learn fast” has a lot of merit.  
So, if you’re waiting for that perfect time to start or for inspiration, don’t wait.  Get some
reasonable instruction, then get out there and try it.   Then try it again, get some feedback from a credible, reliable source, and try it some more.  Sooner or later, just about anyone can do anything.  It’s a marvelous testament to the human organism and spirit.  

Are you a resident of La-La Land?  As in living in some fantasy world where everything is good, nothing can go wrong, or "that can never happen to me"?

Unfortunately many people live in this world.  And therefore grossly unprepared to cope when things go horribly wrong.  Case in point - Acapulco.  Let's say you happen to decide on a well-deserved vacation to this tourist hot spot with your spouse, SO, and/or family.  Then this storm comes, the SHTF and things go from bad to worse.  Looking past the obvious needs for food, water and shelter, can you protect yourself and loved ones?  
Chances are you haven't been able to travel with a firearm.  Do you have basic empty hand skills?  How about if you need to kick it up a notch?  Can you
wield a stick?  What about a knife?  Or machete? There are some that question the need to spend time on these  "traditional" martial arts in the time of modern firearms.  But I'd sure like to have some basic understanding on how to keep a crowd at bay or protect my family with anything I could get my hands on.
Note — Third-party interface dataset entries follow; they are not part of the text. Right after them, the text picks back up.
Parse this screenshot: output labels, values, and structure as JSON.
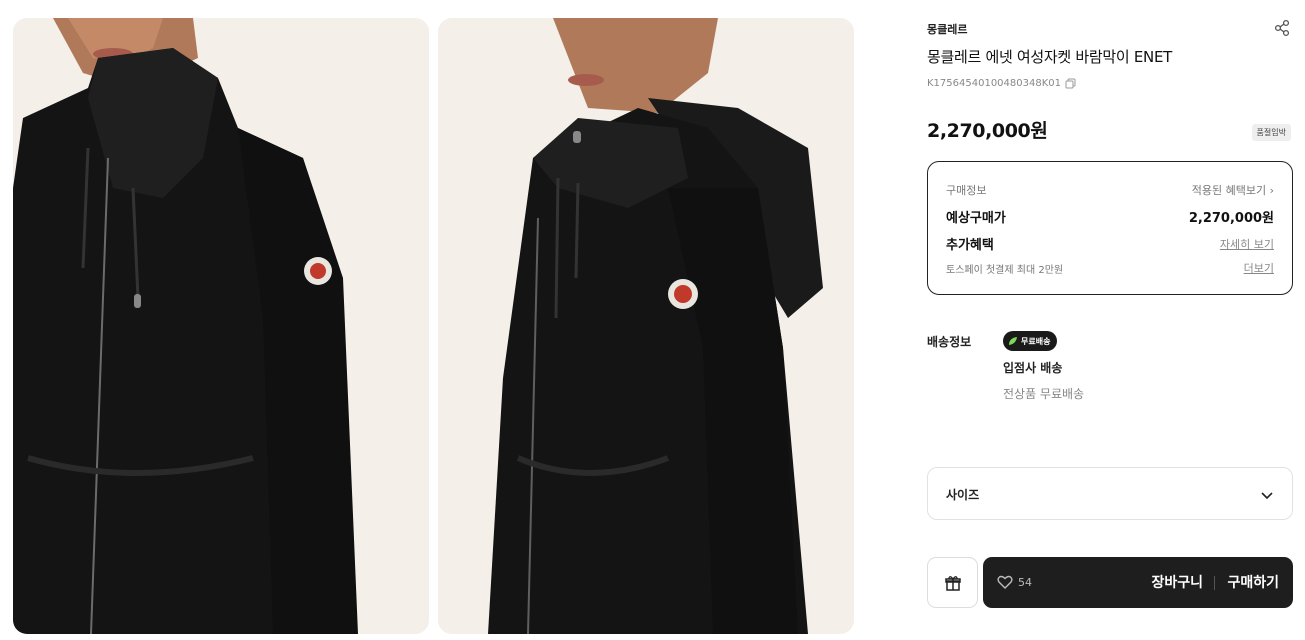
{
  "product": {
    "brand": "몽클레르",
    "title": "몽클레르 에넷 여성자켓 바람막이 ENET",
    "code": "K17564540100480348K01",
    "price": "2,270,000원",
    "auth_badge": "품절임박"
  },
  "gallery": {
    "images": [
      {
        "alt": "front"
      },
      {
        "alt": "side"
      }
    ]
  },
  "purchase_info": {
    "heading": "구매정보",
    "benefit_link": "적용된 혜택보기 ›",
    "expected_label": "예상구매가",
    "expected_price": "2,270,000원",
    "extra_label": "추가혜택",
    "extra_link": "자세히 보기",
    "toss_text": "토스페이 첫결제 최대 2만원",
    "toss_link": "더보기"
  },
  "shipping": {
    "label": "배송정보",
    "badge": "무료배송",
    "method": "입점사 배송",
    "desc": "전상품 무료배송"
  },
  "size": {
    "label": "사이즈"
  },
  "actions": {
    "like_count": "54",
    "cart": "장바구니",
    "buy": "구매하기"
  },
  "colors": {
    "jacket": "#141414",
    "background": "#f4efe9",
    "button_dark": "#1e1e1e"
  }
}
But where would I even get those weapons?  Where's the housekeeping closet in your hotel?  Do they have brooms or mops?  Many have handles that are metal, but even wooden ones are better than nothing. Have you eaten in the resorts fancy restaurant?   I'll bet they have wooden handled steak knives.  Wouldn't be a bad idea to "acquire" one of those in advance, just in case.  If not, do you know how to get to the kitchen?  Chef knives, cleavers, carving knives - anything sharp and pointy.  Is there a local hardware or supply store?  Maybe not at a resort/tourist town, but if you're out in town, keep your eyes open.  In many other countries a machete or brush knife is a common household tool.  Also might be worth acquiring one in advance. Think that's unrealistic?  Think about Rwanda in 1994 (not that long ago).  500,000 - 1,000,000 killed, many with
So, not to be paranoid, but use your head and be prepared.  As demonstrated in
Acapulco and elsewhere around the world, most places are only 72 hours from
chaos when the "normal" social systems break down from any reason. Get some training.  Firearms are good if you're so inclined and have legal access.  Stick skills like those offered by the Dog Brothers or machete/sword skills as proposed by James Keating.  Hopefully you'll never have to use the skills you develop, but it's better to be prepared.  Besides, it's fun and adds another dimension to your current skill set.
In closing, stay out of La-La Land, face some cold, hard facts and be prepared.  

Now get out there and train.

Lessons learned from this recent incident in NASCAR truck racing.  Key event is approx. 50 seconds into this video:

1) The open hand slap is an effective technique.  There are
many that prefer the slap vs. the punch as an offensive technique.   Much less risk to hurting your hand on someone’s cranium.   Anyone can apply it without specialized training or hand conditioning. 
2)The preferred angle of attack on the jaw is from back to front.  This makes it most susceptible to break or dislocate.

3) Don’t piss off the girlfriend.  If you do piss off the girlfriend, don’t block with your